Basically, there are 3 possible options (although they aren't the only ones possible):
1a) (most common) a LED receives a current through a current-limiting resistor, the current path ends after the LED (ground etc);
In this case you can safely remove the LED, making it open-circuit. You can keep the resistor, the current won't flow through it anyway.
1b) a LED receives a limited current through a constant or current-limited current supply, the current path ends after the LED.
In this case, you won't find a current-limiting resistor - but you can still remove the LED without any side effects other than small overall current consumption reduction. note: while most (if not all) current sources have some kind of open-circuit protection, in very rare cases you may end with it pushing the drive voltage to the extreme, possibly damaging it
2) a LED receives a unlimited current, but with a limited voltage. You may find this solution in some low-end electronics OR in cases where the supply voltage is about Vd of the diode.

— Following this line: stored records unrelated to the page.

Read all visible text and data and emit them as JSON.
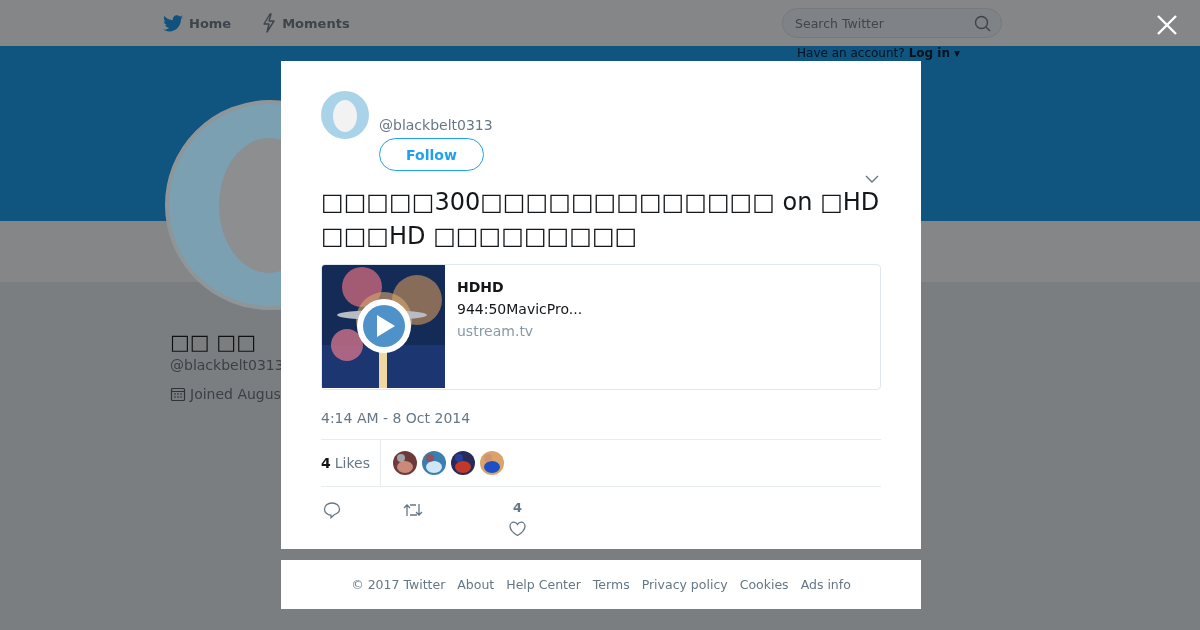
{
  "nav": {
    "items": [
      {
        "kind": "home",
        "label": "Home"
      },
      {
        "kind": "moments",
        "label": "Moments"
      }
    ],
    "search": {
      "placeholder": "Search Twitter"
    },
    "account_prompt": "Have an account?",
    "login": "Log in ▾"
  },
  "profile": {
    "name": "□□ □□",
    "handle": "@blackbelt0313",
    "joined": "Joined Augus"
  },
  "tweet": {
    "handle": "@blackbelt0313",
    "follow": "Follow",
    "text": "□□□□□300□□□□□□□□□□□□□ on □HD□□□HD □□□□□□□□□",
    "card": {
      "kind": "picture",
      "title": "HDHD",
      "description": "944:50MavicPro...",
      "domain": "ustream.tv"
    },
    "timestamp": "4:14 AM - 8 Oct 2014",
    "likes": {
      "count": "4",
      "label": "Likes"
    },
    "like_count": "4"
  },
  "footer": [
    "© 2017 Twitter",
    "About",
    "Help Center",
    "Terms",
    "Privacy policy",
    "Cookies",
    "Ads info"
  ]
}
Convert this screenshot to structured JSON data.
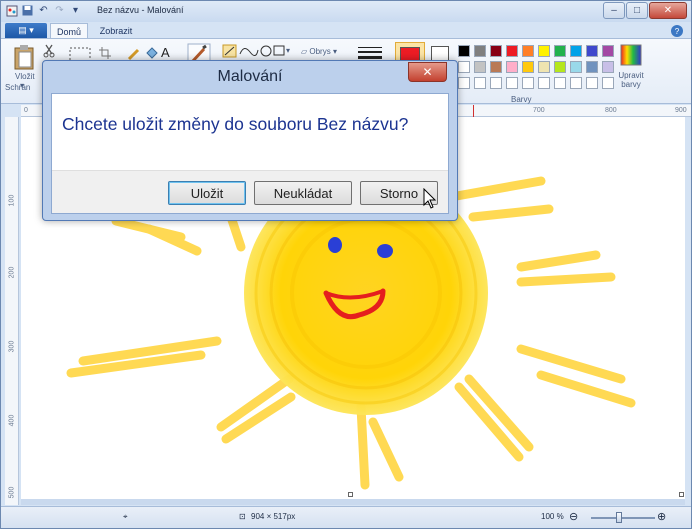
{
  "window": {
    "title": "Bez názvu - Malování",
    "controls": [
      "–",
      "□",
      "✕"
    ]
  },
  "ribbon": {
    "file_label": "",
    "tabs": [
      {
        "label": "Domů"
      },
      {
        "label": "Zobrazit"
      }
    ],
    "paste_label": "Vložit",
    "clipboard_group": "Schrán",
    "shapes_outline": "Obrys",
    "colors_group": "Barvy",
    "edit_colors_label": "Upravit barvy",
    "palette": [
      "#000000",
      "#7f7f7f",
      "#880015",
      "#ed1c24",
      "#ff7f27",
      "#fff200",
      "#22b14c",
      "#00a2e8",
      "#3f48cc",
      "#a349a4",
      "#ffffff",
      "#c3c3c3",
      "#b97a57",
      "#ffaec9",
      "#ffc90e",
      "#efe4b0",
      "#b5e61d",
      "#99d9ea",
      "#7092be",
      "#c8bfe7"
    ],
    "color1": "#ed1c24",
    "color2": "#ffffff"
  },
  "ruler": {
    "h_ticks": [
      "0",
      "700",
      "800",
      "900"
    ],
    "v_ticks": [
      "100",
      "200",
      "300",
      "400",
      "500"
    ]
  },
  "statusbar": {
    "image_size": "904 × 517px",
    "zoom": "100 %"
  },
  "dialog": {
    "title": "Malování",
    "message": "Chcete uložit změny do souboru Bez názvu?",
    "save_label": "Uložit",
    "dont_save_label": "Neukládat",
    "cancel_label": "Storno"
  }
}
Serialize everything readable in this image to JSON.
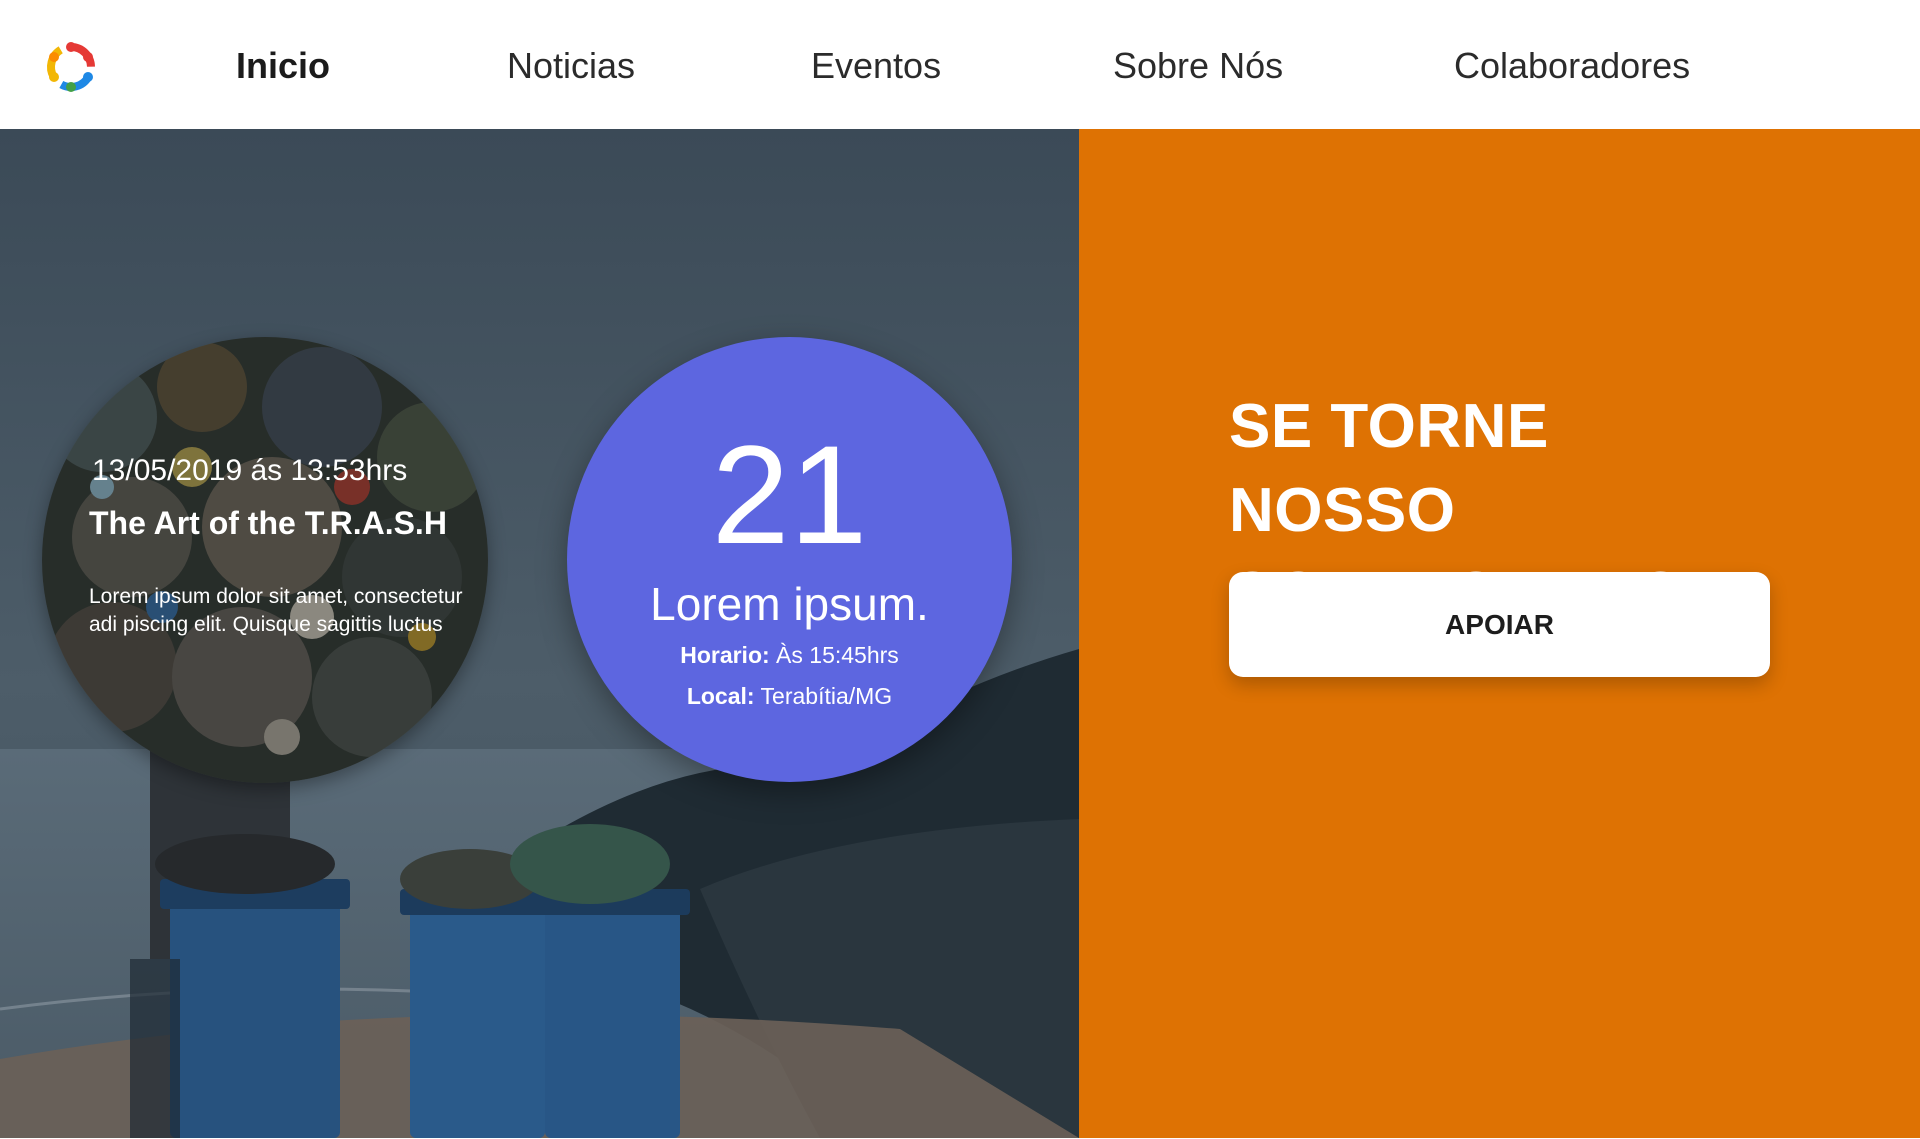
{
  "nav": {
    "items": [
      {
        "label": "Inicio",
        "active": true
      },
      {
        "label": "Noticias",
        "active": false
      },
      {
        "label": "Eventos",
        "active": false
      },
      {
        "label": "Sobre Nós",
        "active": false
      },
      {
        "label": "Colaboradores",
        "active": false
      }
    ]
  },
  "event": {
    "date": "13/05/2019 ás 13:53hrs",
    "title": "The Art of the T.R.A.S.H",
    "description": "Lorem ipsum dolor sit amet, consectetur adi piscing elit. Quisque sagittis luctus"
  },
  "day_card": {
    "day": "21",
    "title": "Lorem ipsum.",
    "horario_label": "Horario:",
    "horario_value": "Às 15:45hrs",
    "local_label": "Local:",
    "local_value": "Terabítia/MG"
  },
  "cta": {
    "heading": "SE TORNE NOSSO COLABORADOR",
    "button_label": "APOIAR"
  },
  "colors": {
    "accent_orange": "#de7203",
    "card_blue": "#5d66e0"
  }
}
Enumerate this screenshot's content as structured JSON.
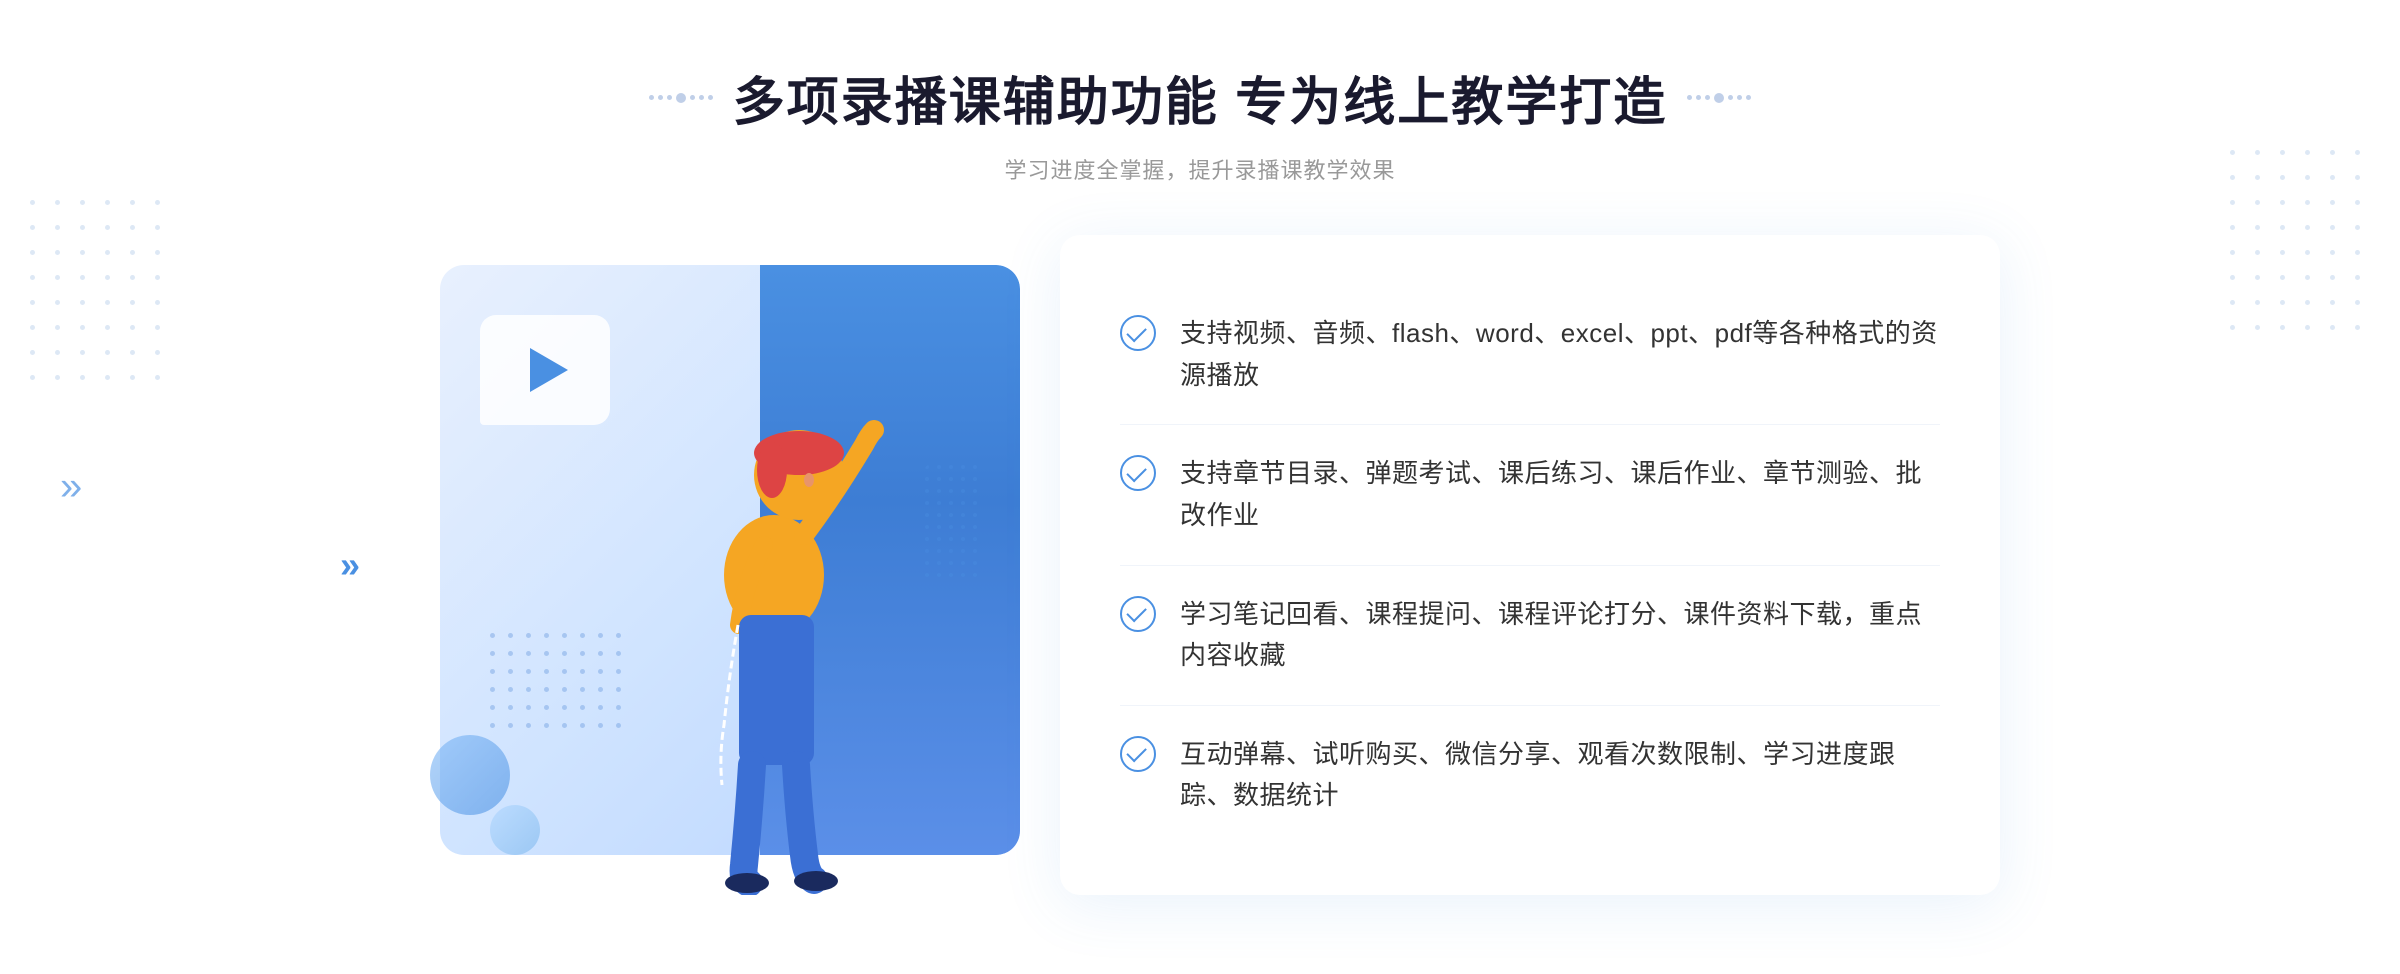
{
  "header": {
    "title": "多项录播课辅助功能 专为线上教学打造",
    "subtitle": "学习进度全掌握，提升录播课教学效果"
  },
  "features": [
    {
      "id": "feature-1",
      "text": "支持视频、音频、flash、word、excel、ppt、pdf等各种格式的资源播放"
    },
    {
      "id": "feature-2",
      "text": "支持章节目录、弹题考试、课后练习、课后作业、章节测验、批改作业"
    },
    {
      "id": "feature-3",
      "text": "学习笔记回看、课程提问、课程评论打分、课件资料下载，重点内容收藏"
    },
    {
      "id": "feature-4",
      "text": "互动弹幕、试听购买、微信分享、观看次数限制、学习进度跟踪、数据统计"
    }
  ],
  "decoration": {
    "left_arrow": "»",
    "title_dot": "·"
  }
}
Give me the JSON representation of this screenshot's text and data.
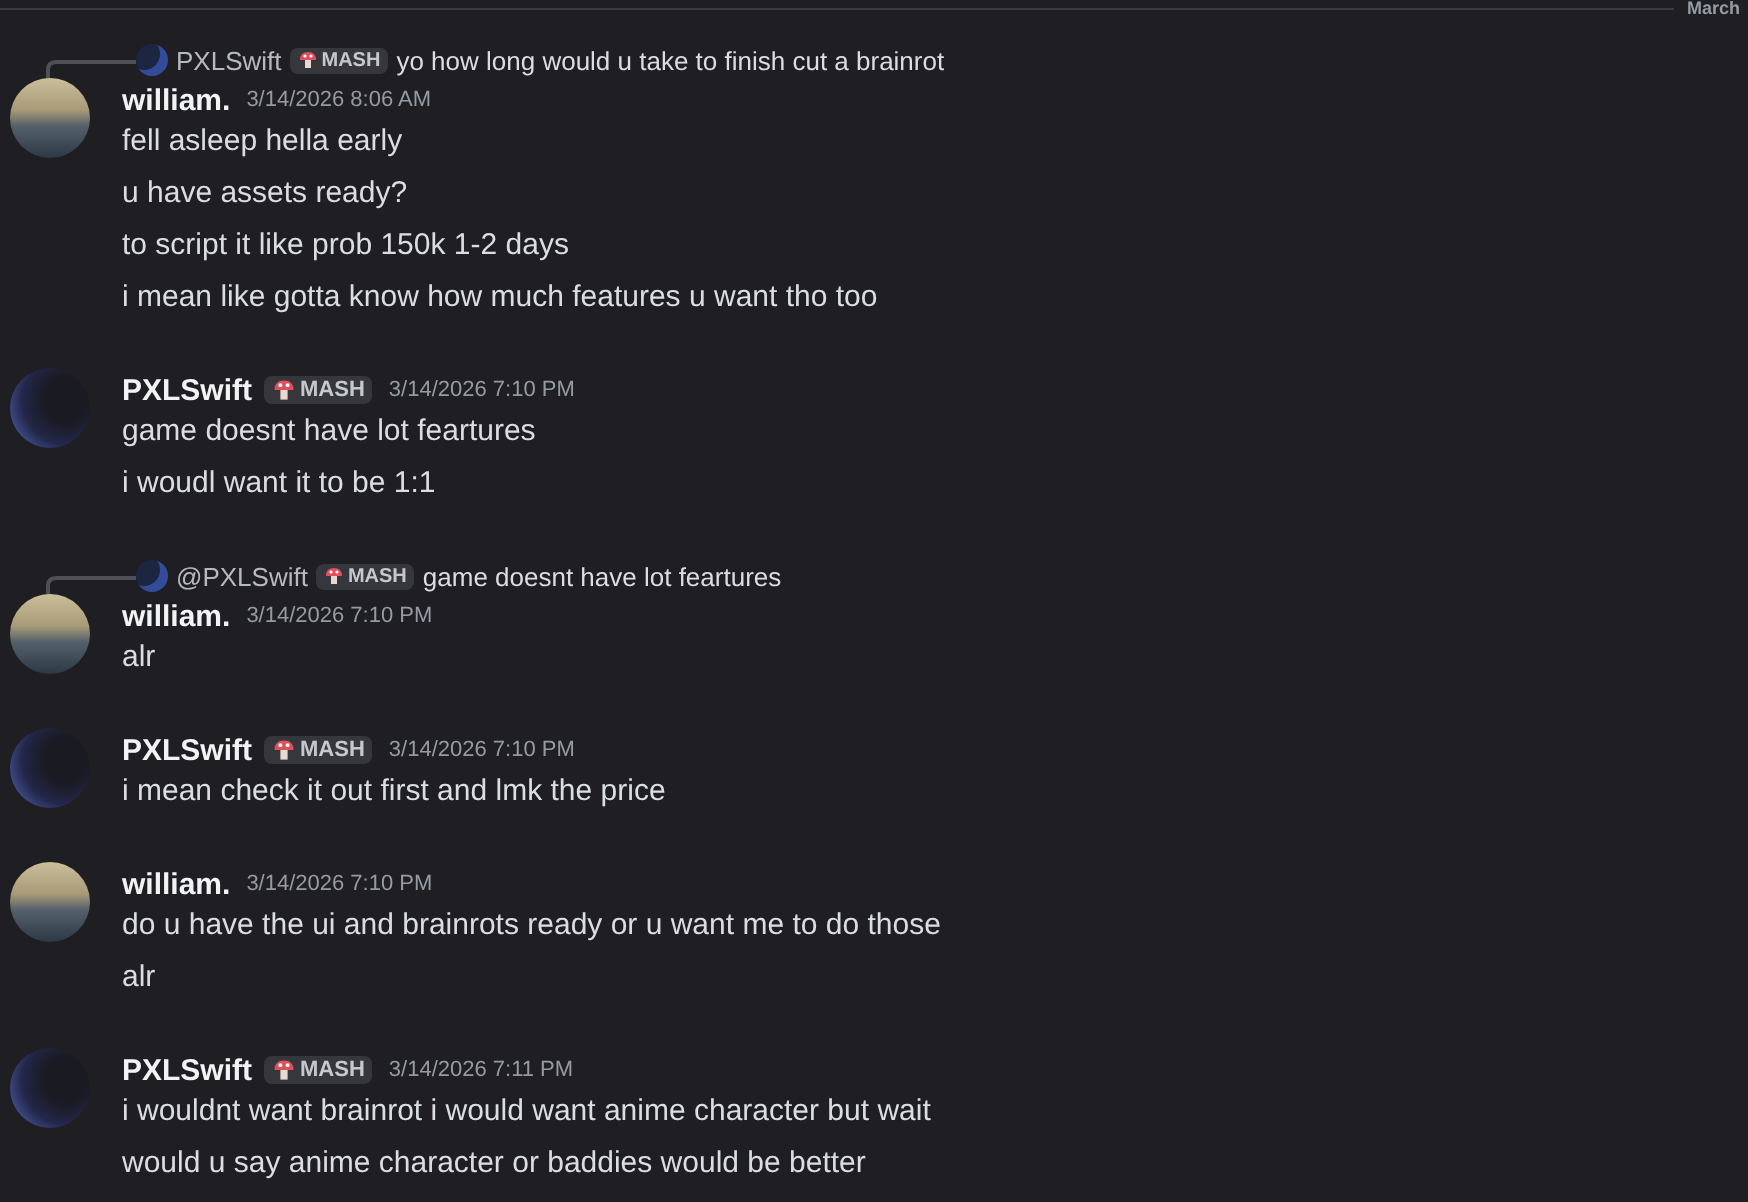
{
  "divider": {
    "label": "March"
  },
  "messages": [
    {
      "kind": "sea",
      "reply": {
        "author": "PXLSwift",
        "tag": "MASH",
        "text": "yo how long would u take to finish cut a brainrot"
      },
      "author": "william.",
      "timestamp": "3/14/2026 8:06 AM",
      "lines": [
        "fell asleep hella early",
        "u have assets ready?",
        "to script it like prob 150k 1-2 days",
        "i mean like gotta know how much features u want tho too"
      ]
    },
    {
      "kind": "dark",
      "author": "PXLSwift",
      "tag": "MASH",
      "timestamp": "3/14/2026 7:10 PM",
      "lines": [
        "game doesnt have lot feartures",
        "i woudl want it to be 1:1"
      ]
    },
    {
      "kind": "sea",
      "reply": {
        "author": "@PXLSwift",
        "tag": "MASH",
        "text": "game doesnt have lot feartures"
      },
      "author": "william.",
      "timestamp": "3/14/2026 7:10 PM",
      "lines": [
        "alr"
      ]
    },
    {
      "kind": "dark",
      "author": "PXLSwift",
      "tag": "MASH",
      "timestamp": "3/14/2026 7:10 PM",
      "lines": [
        "i mean check it out first and lmk the price"
      ]
    },
    {
      "kind": "sea",
      "author": "william.",
      "timestamp": "3/14/2026 7:10 PM",
      "lines": [
        "do u have the ui and brainrots ready or u want me to do those",
        "alr"
      ]
    },
    {
      "kind": "dark",
      "author": "PXLSwift",
      "tag": "MASH",
      "timestamp": "3/14/2026 7:11 PM",
      "lines": [
        "i wouldnt want brainrot i would want anime character but wait",
        "would u say anime character or baddies would be better"
      ]
    }
  ]
}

In this case, since the entire voltage drop happens on the diode, it's rather impossible that the current powers anything else, so you can usually safely unplug/unsolder it.
3) a LED receives a current and the current path doesn't end after the LED. It may be used as a rectifier or voltage dropper.
In this case, removing a LED with disable and/or damage the whole circuit dependent on the current. It is rare, but not entirely impossible to find. The current will probably not be limited by resistor in this case, but rather by some current driving IC, although you may find a limiting resistor in this case (note that since it actually reduces the maximum current of the whole path, it is even rarer IMO). You may consider replacing it with a series of non-LE diodes, usually 3 or 4 would be okay, depending on the exact colour of LED etc.
Also, bear in mind that the visual signal from the LED may be used by an optic receiver somewhere (computer mouse LEDs come to mind here), so you may (although unlikely) end with an appliance not sending required feedback signal, thus not working properly or at all.
Now, how to distinguish those cases? The simplest way is to unplug/unsolder the diode, check the results. In 99% of the cases everything will work as usual.
Note 1: doing a short circuit would damage solution 2), increase current consumption slightly (due to omission of diode's internal resistance) in cases 1a/b) and 3) and possibly stress/damage (although unlikely) some components in cases 1b) & 3). Doing an open circuit would disable all parts in series with the diode in case 3).
Note 2: burnt LEDs behaviour depends on the actual damage done to LED - although they usually simply increase their internal resistance heavily, so they approach open circuit after some time (like a fuse).
tl;dr in 99% of the cases simply remove the LED and don't worry about anything else. If the circuit malfunctions and the removal was done properly, either reattach the diode and cover it mechanically/visually OR use a series of non-LE diodes with Vd ~equal to Vd of your diode. YMMV.